MATERIAL FOR THIS TASK:
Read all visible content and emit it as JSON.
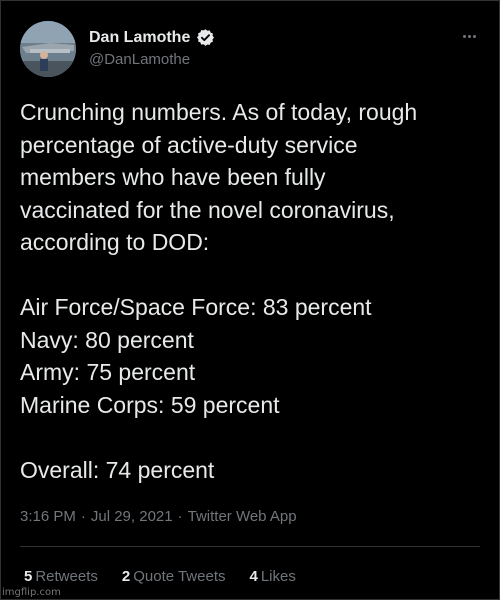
{
  "author": {
    "display_name": "Dan Lamothe",
    "handle": "@DanLamothe",
    "verified": true
  },
  "tweet": {
    "paragraphs": [
      [
        "Crunching numbers. As of today, rough",
        "percentage of active-duty service",
        "members who have been fully",
        "vaccinated for the novel coronavirus,",
        "according to DOD:"
      ],
      [
        "Air Force/Space Force: 83 percent",
        "Navy: 80 percent",
        "Army: 75 percent",
        "Marine Corps: 59 percent"
      ],
      [
        "Overall: 74 percent"
      ]
    ]
  },
  "meta": {
    "time": "3:16 PM",
    "date": "Jul 29, 2021",
    "source": "Twitter Web App",
    "separator": "·"
  },
  "stats": {
    "retweets_count": "5",
    "retweets_label": "Retweets",
    "quote_tweets_count": "2",
    "quote_tweets_label": "Quote Tweets",
    "likes_count": "4",
    "likes_label": "Likes"
  },
  "watermark": "imgflip.com",
  "icons": {
    "more": "more-horizontal-icon",
    "verified": "verified-badge-icon"
  },
  "colors": {
    "background": "#000000",
    "text_primary": "#e7e9ea",
    "text_secondary": "#71767b",
    "divider": "#2f3336",
    "verified_badge": "#e7e9ea"
  }
}
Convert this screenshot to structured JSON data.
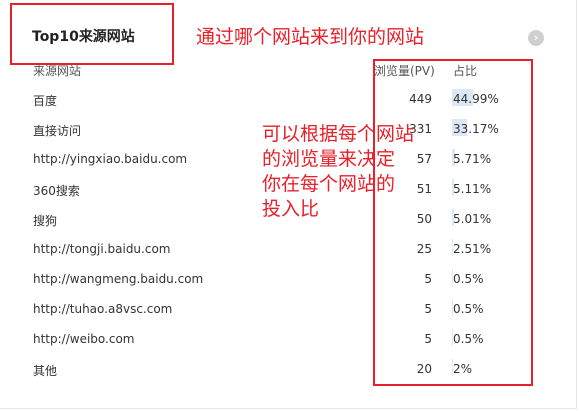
{
  "card": {
    "title": "Top10来源网站",
    "more_icon": "chevron-right-icon"
  },
  "annotations": {
    "top": "通过哪个网站来到你的网站",
    "middle_lines": [
      "可以根据每个网站",
      "的浏览量来决定",
      "你在每个网站的",
      "投入比"
    ],
    "highlight_color": "#e8202a"
  },
  "table": {
    "headers": {
      "site": "来源网站",
      "pv": "浏览量(PV)",
      "pct": "占比"
    },
    "bar_color": "#dce8f7",
    "rows": [
      {
        "site": "百度",
        "pv": "449",
        "pct": "44.99%",
        "share": 44.99
      },
      {
        "site": "直接访问",
        "pv": "331",
        "pct": "33.17%",
        "share": 33.17
      },
      {
        "site": "http://yingxiao.baidu.com",
        "pv": "57",
        "pct": "5.71%",
        "share": 5.71
      },
      {
        "site": "360搜索",
        "pv": "51",
        "pct": "5.11%",
        "share": 5.11
      },
      {
        "site": "搜狗",
        "pv": "50",
        "pct": "5.01%",
        "share": 5.01
      },
      {
        "site": "http://tongji.baidu.com",
        "pv": "25",
        "pct": "2.51%",
        "share": 2.51
      },
      {
        "site": "http://wangmeng.baidu.com",
        "pv": "5",
        "pct": "0.5%",
        "share": 0.5
      },
      {
        "site": "http://tuhao.a8vsc.com",
        "pv": "5",
        "pct": "0.5%",
        "share": 0.5
      },
      {
        "site": "http://weibo.com",
        "pv": "5",
        "pct": "0.5%",
        "share": 0.5
      },
      {
        "site": "其他",
        "pv": "20",
        "pct": "2%",
        "share": 2
      }
    ]
  }
}
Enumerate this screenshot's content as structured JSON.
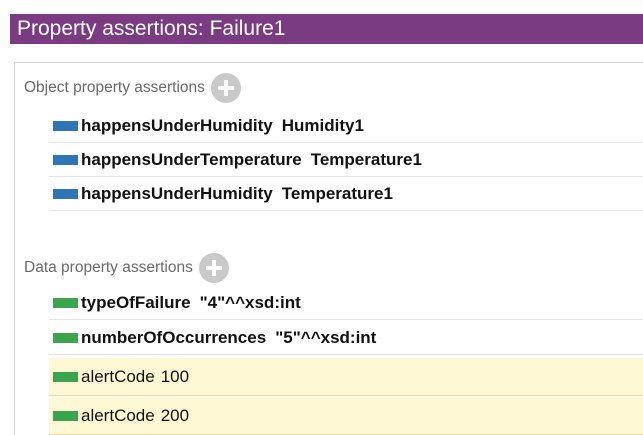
{
  "title": "Property assertions: Failure1",
  "colors": {
    "title_bar": "#7a3b82",
    "object_property_swatch": "#2e75b6",
    "data_property_swatch": "#3aa54a",
    "highlight_row": "#fdf8d3"
  },
  "object_section": {
    "label": "Object property assertions",
    "add_icon": "plus-circle-icon",
    "rows": [
      {
        "property": "happensUnderHumidity",
        "value": "Humidity1"
      },
      {
        "property": "happensUnderTemperature",
        "value": "Temperature1"
      },
      {
        "property": "happensUnderHumidity",
        "value": "Temperature1"
      }
    ]
  },
  "data_section": {
    "label": "Data property assertions",
    "add_icon": "plus-circle-icon",
    "rows": [
      {
        "property": "typeOfFailure",
        "value": "\"4\"^^xsd:int"
      },
      {
        "property": "numberOfOccurrences",
        "value": "\"5\"^^xsd:int"
      },
      {
        "property": "alertCode",
        "value": "100"
      },
      {
        "property": "alertCode",
        "value": "200"
      }
    ]
  }
}
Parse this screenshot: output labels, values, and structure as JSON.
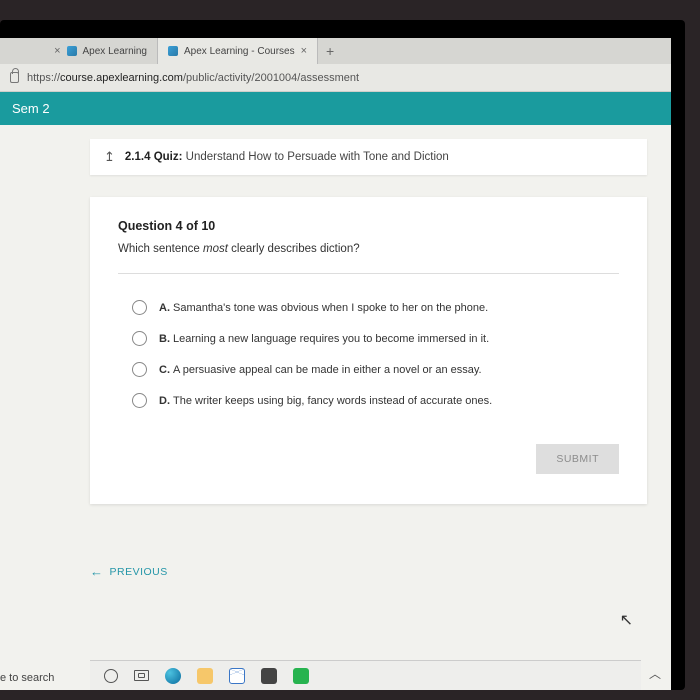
{
  "tabs": [
    {
      "label": "Apex Learning"
    },
    {
      "label": "Apex Learning - Courses"
    }
  ],
  "url_prefix": "https://",
  "url_domain": "course.apexlearning.com",
  "url_path": "/public/activity/2001004/assessment",
  "teal_label": "Sem 2",
  "crumb_num": "2.1.4",
  "crumb_kind": "Quiz:",
  "crumb_title": "Understand How to Persuade with Tone and Diction",
  "q_number": "Question 4 of 10",
  "q_text_pre": "Which sentence ",
  "q_text_em": "most",
  "q_text_post": " clearly describes diction?",
  "options": [
    {
      "letter": "A.",
      "text": "Samantha's tone was obvious when I spoke to her on the phone."
    },
    {
      "letter": "B.",
      "text": "Learning a new language requires you to become immersed in it."
    },
    {
      "letter": "C.",
      "text": "A persuasive appeal can be made in either a novel or an essay."
    },
    {
      "letter": "D.",
      "text": "The writer keeps using big, fancy words instead of accurate ones."
    }
  ],
  "submit_label": "SUBMIT",
  "prev_label": "PREVIOUS",
  "search_hint": "e to search"
}
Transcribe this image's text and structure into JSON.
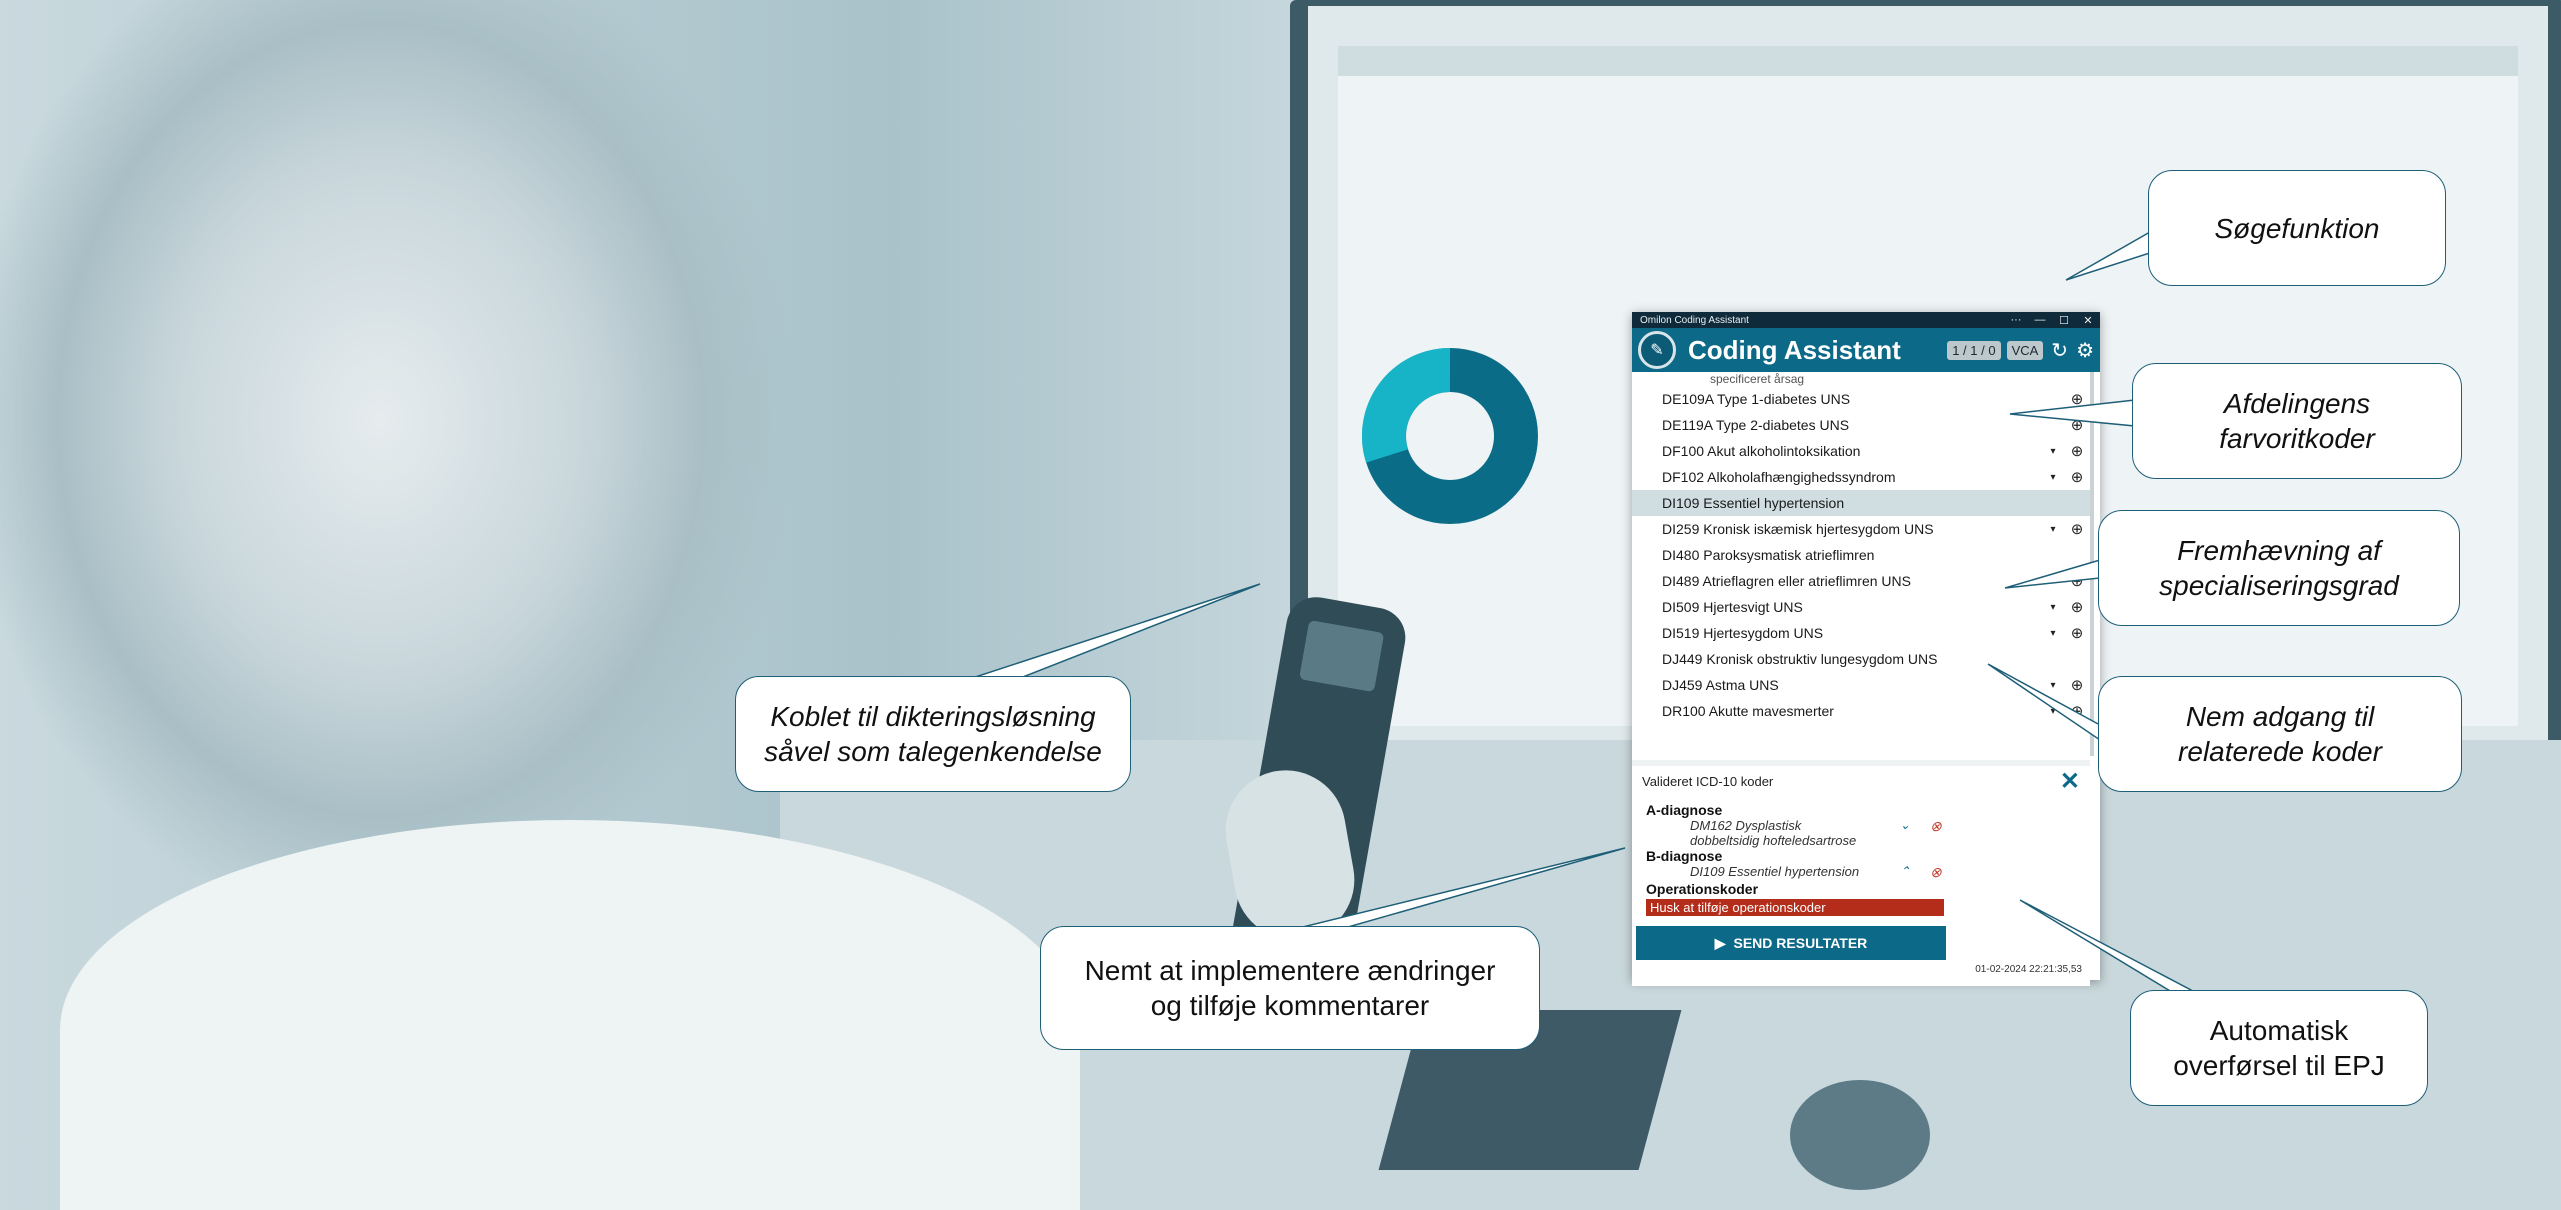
{
  "window": {
    "title": "Omilon Coding Assistant",
    "more": "···",
    "minimize": "—",
    "maximize": "☐",
    "close": "✕"
  },
  "header": {
    "title": "Coding Assistant",
    "counter": "1 / 1 / 0",
    "vca": "VCA",
    "refresh_icon": "↻",
    "settings_icon": "⚙"
  },
  "list": {
    "partial_row": "specificeret årsag",
    "items": [
      {
        "label": "DE109A Type 1-diabetes UNS",
        "caret": "",
        "plus": "⊕"
      },
      {
        "label": "DE119A Type 2-diabetes UNS",
        "caret": "",
        "plus": "⊕"
      },
      {
        "label": "DF100 Akut alkoholintoksikation",
        "caret": "▾",
        "plus": "⊕"
      },
      {
        "label": "DF102 Alkoholafhængighedssyndrom",
        "caret": "▾",
        "plus": "⊕"
      },
      {
        "label": "DI109 Essentiel hypertension",
        "caret": "",
        "plus": ""
      },
      {
        "label": "DI259 Kronisk iskæmisk hjertesygdom UNS",
        "caret": "▾",
        "plus": "⊕"
      },
      {
        "label": "DI480 Paroksysmatisk atrieflimren",
        "caret": "",
        "plus": ""
      },
      {
        "label": "DI489 Atrieflagren eller atrieflimren UNS",
        "caret": "▾",
        "plus": "⊕"
      },
      {
        "label": "DI509 Hjertesvigt UNS",
        "caret": "▾",
        "plus": "⊕"
      },
      {
        "label": "DI519 Hjertesygdom UNS",
        "caret": "▾",
        "plus": "⊕"
      },
      {
        "label": "DJ449 Kronisk obstruktiv lungesygdom UNS",
        "caret": "",
        "plus": ""
      },
      {
        "label": "DJ459 Astma UNS",
        "caret": "▾",
        "plus": "⊕"
      },
      {
        "label": "DR100 Akutte mavesmerter",
        "caret": "▾",
        "plus": "⊕"
      }
    ]
  },
  "validated": {
    "title": "Valideret ICD-10 koder",
    "close_icon": "✕",
    "a_label": "A-diagnose",
    "a_code_line1": "DM162 Dysplastisk",
    "a_code_line2": "dobbeltsidig hofteledsartrose",
    "a_chevron": "⌄",
    "b_label": "B-diagnose",
    "b_code": "DI109 Essentiel hypertension",
    "b_chevron": "⌃",
    "remove_icon": "⊗",
    "op_label": "Operationskoder",
    "warning": "Husk at tilføje operationskoder",
    "send_label": "SEND RESULTATER",
    "send_icon": "▶",
    "timestamp": "01-02-2024 22:21:35,53"
  },
  "callouts": {
    "sogefunktion": "Søgefunktion",
    "afdelingens_1": "Afdelingens",
    "afdelingens_2": "farvoritkoder",
    "fremhaevning_1": "Fremhævning af",
    "fremhaevning_2": "specialiseringsgrad",
    "nem_1": "Nem adgang til",
    "nem_2": "relaterede koder",
    "koblet_1": "Koblet til dikteringsløsning",
    "koblet_2": "såvel som talegenkendelse",
    "nemt_1": "Nemt at implementere ændringer",
    "nemt_2": "og tilføje kommentarer",
    "auto_1": "Automatisk",
    "auto_2": "overførsel til  EPJ"
  },
  "colors": {
    "accent": "#0d6988",
    "titlebar": "#0f2a3a",
    "warning": "#b32d1a",
    "donut_dark": "#0b6c88",
    "donut_light": "#19c1d1"
  }
}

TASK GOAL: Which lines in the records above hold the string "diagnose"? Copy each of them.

ANSWER TO THE EXERCISE:
    "a_label": "A-diagnose",
    "b_label": "B-diagnose",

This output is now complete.